I remember waving my arms around to my grandad’s old recordings as a five year old, but really had my heart set on being a violinist. When I was studying my Bachelor of Music degree, I was concertmaster of the university orchestra and became more and more intrigued by the role of conductors – beyond just waving their arms! I began to see the score as an entire ‘painting’, where as a violinist I felt I was only one colour within the ‘artwork’. I’ve always loved watching an orchestra on stage before the concert; you hear everyone warming up individually, and it’s absolute chaos on stage. Once the conductor walks on to the podium, they produce order and harmony with one single non-verbal movement. Fascinating! A great yearning to understand and communicate the music beyond the notes was also part of the appeal. In my early 20s, I knew it was the path I needed to pursue. It just felt a very natural way to express the music.
How do you approach the first rehearsal with an orchestra you’ve never worked with before?

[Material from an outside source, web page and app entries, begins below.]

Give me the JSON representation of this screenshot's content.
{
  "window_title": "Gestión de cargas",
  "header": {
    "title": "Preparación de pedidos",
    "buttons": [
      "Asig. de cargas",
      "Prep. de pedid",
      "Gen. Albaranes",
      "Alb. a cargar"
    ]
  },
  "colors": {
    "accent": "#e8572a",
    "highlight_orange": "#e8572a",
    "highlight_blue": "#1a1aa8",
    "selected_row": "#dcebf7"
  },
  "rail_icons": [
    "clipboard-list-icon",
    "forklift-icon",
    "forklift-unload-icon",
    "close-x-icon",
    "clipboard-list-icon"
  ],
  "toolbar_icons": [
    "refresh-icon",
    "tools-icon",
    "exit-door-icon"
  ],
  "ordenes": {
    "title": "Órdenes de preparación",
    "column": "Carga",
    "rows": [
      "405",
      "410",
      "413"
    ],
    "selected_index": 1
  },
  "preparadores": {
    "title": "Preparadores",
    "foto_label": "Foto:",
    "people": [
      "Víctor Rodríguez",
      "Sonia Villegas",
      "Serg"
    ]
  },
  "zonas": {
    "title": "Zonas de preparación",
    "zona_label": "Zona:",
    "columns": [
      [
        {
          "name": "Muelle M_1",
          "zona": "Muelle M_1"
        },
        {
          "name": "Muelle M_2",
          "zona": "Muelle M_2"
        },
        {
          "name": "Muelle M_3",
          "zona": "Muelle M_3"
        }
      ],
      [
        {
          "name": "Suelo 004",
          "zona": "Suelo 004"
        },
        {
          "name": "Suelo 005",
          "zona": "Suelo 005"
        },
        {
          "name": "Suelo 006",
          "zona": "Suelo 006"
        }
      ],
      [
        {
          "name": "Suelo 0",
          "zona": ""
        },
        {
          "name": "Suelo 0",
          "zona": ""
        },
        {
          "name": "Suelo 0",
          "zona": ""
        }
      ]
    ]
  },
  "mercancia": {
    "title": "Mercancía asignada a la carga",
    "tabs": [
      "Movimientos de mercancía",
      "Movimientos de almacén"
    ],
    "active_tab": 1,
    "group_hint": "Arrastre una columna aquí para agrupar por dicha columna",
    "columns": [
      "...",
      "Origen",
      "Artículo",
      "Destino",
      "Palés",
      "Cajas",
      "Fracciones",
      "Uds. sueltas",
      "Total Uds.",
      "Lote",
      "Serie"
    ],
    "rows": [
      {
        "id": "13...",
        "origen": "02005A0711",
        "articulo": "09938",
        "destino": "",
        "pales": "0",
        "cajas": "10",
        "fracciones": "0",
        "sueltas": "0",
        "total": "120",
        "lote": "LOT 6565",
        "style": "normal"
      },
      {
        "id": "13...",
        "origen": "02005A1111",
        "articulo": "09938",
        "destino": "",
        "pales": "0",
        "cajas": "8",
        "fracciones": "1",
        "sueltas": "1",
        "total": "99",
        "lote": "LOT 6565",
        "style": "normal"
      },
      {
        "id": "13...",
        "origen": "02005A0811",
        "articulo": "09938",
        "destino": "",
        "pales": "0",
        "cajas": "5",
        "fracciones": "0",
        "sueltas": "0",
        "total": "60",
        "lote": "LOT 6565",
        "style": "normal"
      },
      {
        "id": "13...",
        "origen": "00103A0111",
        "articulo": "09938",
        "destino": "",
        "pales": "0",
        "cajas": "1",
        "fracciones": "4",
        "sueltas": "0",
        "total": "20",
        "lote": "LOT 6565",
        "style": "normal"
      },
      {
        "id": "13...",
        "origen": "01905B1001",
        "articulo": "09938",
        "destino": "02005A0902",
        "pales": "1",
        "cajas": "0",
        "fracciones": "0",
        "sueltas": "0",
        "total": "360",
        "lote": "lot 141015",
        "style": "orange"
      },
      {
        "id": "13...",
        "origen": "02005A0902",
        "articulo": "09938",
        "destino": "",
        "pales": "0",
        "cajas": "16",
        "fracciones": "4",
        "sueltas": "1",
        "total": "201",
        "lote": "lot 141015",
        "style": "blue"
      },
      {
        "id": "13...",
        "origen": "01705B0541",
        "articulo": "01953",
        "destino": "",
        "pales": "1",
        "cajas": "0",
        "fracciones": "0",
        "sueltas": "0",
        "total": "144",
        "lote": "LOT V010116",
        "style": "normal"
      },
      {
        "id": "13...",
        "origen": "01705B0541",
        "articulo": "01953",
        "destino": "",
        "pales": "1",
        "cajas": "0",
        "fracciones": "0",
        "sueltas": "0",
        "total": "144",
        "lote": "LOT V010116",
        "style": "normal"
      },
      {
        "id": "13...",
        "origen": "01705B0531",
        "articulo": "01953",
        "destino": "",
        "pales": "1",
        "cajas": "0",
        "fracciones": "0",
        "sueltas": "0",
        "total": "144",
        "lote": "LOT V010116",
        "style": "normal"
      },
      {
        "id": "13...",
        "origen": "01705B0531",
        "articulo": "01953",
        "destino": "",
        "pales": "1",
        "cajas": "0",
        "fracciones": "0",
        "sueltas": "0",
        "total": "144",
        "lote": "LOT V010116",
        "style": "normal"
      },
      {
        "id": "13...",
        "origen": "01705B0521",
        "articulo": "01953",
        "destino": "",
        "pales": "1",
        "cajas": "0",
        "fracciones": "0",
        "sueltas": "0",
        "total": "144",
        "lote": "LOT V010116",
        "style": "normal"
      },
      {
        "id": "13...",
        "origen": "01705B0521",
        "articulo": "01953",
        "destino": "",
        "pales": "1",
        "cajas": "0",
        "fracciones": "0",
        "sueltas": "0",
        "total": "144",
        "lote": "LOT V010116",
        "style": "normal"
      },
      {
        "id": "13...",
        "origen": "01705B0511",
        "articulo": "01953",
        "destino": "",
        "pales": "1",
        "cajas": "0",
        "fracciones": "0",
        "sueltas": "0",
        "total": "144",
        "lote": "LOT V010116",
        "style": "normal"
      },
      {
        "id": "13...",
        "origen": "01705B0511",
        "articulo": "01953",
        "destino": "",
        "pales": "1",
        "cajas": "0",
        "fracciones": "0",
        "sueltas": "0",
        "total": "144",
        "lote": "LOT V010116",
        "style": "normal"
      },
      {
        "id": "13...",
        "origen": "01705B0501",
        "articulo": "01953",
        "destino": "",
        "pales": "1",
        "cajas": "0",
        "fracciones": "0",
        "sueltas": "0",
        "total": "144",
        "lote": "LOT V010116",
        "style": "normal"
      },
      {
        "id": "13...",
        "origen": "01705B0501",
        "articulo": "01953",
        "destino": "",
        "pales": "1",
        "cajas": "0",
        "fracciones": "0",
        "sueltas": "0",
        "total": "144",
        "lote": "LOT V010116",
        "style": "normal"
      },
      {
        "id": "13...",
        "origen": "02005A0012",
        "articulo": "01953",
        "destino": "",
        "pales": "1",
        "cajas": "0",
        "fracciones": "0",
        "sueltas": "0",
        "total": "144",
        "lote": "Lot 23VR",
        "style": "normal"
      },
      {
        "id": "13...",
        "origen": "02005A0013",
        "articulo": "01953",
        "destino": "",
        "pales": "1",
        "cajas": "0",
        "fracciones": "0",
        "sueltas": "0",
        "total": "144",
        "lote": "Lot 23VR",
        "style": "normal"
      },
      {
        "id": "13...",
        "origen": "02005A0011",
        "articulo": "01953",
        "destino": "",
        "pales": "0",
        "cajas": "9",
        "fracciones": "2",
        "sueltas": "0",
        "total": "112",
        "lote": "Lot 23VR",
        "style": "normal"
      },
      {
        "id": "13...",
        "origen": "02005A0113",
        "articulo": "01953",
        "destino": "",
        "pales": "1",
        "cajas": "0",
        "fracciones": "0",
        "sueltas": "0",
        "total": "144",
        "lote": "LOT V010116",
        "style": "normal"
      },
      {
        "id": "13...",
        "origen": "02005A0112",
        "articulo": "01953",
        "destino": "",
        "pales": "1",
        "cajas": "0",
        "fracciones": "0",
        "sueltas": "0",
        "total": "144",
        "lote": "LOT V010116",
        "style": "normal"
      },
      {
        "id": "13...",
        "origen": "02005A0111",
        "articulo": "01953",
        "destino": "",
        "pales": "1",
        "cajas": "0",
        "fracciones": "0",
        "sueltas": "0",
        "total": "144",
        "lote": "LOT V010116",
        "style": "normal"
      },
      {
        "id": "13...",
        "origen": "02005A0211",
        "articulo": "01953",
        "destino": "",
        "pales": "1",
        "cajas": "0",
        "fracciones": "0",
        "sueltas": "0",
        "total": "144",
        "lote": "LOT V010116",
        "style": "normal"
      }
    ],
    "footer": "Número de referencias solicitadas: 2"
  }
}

I start with a lot of study! It’s my job to know the history of the composer, the technical aspects of each of the instruments, and the piece itself in order to be able to communicate the sound I want to produce; to unify the interpretation and provide overall direction before I even meet with the orchestra. Different genres require different preparation, of course. At the moment, I’m mid-opera season, so preparation also involves analysing the text, singing in a different language, working with chorus and soloists and collaborating with a director. I’m usually quite time efficient in rehearsals and have a plan of what I want to achieve each session. I always try to show the musicians respect whilst approaching the first rehearsal with a very high expectation of standard – at the end of the day, they all want the music to be good too.

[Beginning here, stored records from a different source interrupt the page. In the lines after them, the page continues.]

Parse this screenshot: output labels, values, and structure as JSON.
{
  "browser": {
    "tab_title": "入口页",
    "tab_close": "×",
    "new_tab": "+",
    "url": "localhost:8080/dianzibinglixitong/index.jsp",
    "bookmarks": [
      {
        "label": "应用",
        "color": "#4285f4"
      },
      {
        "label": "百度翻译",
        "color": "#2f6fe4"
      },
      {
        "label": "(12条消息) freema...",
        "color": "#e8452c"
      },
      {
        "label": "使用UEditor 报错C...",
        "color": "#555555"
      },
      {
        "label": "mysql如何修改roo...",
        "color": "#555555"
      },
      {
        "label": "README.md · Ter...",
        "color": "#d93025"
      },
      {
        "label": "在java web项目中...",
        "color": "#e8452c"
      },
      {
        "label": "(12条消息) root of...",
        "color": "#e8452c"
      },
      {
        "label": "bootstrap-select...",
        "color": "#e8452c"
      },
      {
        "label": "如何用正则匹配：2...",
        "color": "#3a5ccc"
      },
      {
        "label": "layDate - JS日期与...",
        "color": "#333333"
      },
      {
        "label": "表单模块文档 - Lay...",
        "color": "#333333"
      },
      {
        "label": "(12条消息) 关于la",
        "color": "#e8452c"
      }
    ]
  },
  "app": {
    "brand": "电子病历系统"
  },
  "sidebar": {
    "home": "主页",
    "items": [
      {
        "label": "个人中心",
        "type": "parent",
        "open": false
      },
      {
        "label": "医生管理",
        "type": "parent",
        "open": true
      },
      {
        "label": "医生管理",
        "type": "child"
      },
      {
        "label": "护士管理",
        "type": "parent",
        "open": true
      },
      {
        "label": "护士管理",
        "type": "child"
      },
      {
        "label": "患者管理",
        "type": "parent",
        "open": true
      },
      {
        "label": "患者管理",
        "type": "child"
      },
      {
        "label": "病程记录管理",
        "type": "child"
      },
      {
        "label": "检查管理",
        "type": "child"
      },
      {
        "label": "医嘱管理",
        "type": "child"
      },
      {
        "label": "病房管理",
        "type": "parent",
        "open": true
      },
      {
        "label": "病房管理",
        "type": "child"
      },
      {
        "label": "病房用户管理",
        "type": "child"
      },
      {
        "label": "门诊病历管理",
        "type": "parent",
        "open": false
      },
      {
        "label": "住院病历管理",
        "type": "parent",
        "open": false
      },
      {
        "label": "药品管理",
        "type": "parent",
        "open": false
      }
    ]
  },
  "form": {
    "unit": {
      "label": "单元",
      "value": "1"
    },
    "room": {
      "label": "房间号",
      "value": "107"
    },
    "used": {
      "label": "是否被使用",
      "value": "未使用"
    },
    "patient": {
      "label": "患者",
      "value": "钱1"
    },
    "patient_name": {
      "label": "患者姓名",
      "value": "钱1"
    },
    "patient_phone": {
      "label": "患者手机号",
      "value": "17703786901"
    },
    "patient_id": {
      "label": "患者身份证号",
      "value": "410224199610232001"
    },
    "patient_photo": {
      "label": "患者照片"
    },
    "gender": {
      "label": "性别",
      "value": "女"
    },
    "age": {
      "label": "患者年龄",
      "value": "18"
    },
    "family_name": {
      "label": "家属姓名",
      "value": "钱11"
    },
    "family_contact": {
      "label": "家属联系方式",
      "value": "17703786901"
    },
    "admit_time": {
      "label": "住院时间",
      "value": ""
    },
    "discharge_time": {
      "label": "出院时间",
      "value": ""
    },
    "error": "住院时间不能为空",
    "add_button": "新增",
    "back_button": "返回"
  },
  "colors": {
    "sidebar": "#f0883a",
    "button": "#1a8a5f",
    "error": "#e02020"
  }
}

What personal qualities are central to the role of a conductor?
Musicianship aside, it certainly helps to be a good communicator, to be focused and authoritative, energetic, organised and even a certain amount of physical stamina is needed to get through conducting for hours. There are late nights of study, and lots of travel. These days an ability to manage people, mediate between players and management, and bridge the gap with the audience is also becoming important.
How do you measure the success of any given performance?
Always musically. The wonderful thing about live performance is that the same musicians can read exactly the same notes at the same tempo on the same day – but produce an entirely different product. There are so many variables, and while it is encouraging to see a standing ovation or sell-out crowd, personally it is more about whether we played with integrity, conviction, passion, and energy. Did we capture what we had set out to do? Did we tell the story as it was written?
When you reflect on the role of the conductor in the centuries prior to the contemporary setting, in what ways do you think that role has changed?
The old-school style of conducting was generally far more dictatorial. These days, it is a fine balance of many factors including collaborating with the orchestra by leading with authority and having respect for the musicians and the music. There are also more females on the podium these days, although still not enough!
What can aspiring conductors do to get their ‘foot in the door’?
Listen! Listen as much as you can to as much repertoire as you can. Observe as many rehearsals as you can. You may be able to sit in on your local professional orchestra rehearsing, or even in on a local community orchestra. Find a good mentor, talk to musicians, play as much chamber music as you can. It’s not an easy career path, but it is possible!
What projects lie ahead for you?
I’m undertaking a Fellow of the Institute of Women Conductors with the Dallas Opera in the United States. I’m also in an exciting planning phase for next year in my role of Chief Conductor of Perth Symphony Orchestra. We are exploring some fantastic, diverse programs from Beethoven to Nirvana, which promise to be amazing! I’ll also be conducting and presenting the beautiful children’s film ‘The Snowman’ in Perth on 19 December. We are showing the film accompanied by a live orchestra – ideal for kids just before Christmas!
Jessica Gethin will conduct the Perth Symphony Orchestra in their Swanbourne concert The Snowman on December 19, more from www.perthsymphony.com. Keep up to date on Jessica through www.jessicagethin.com.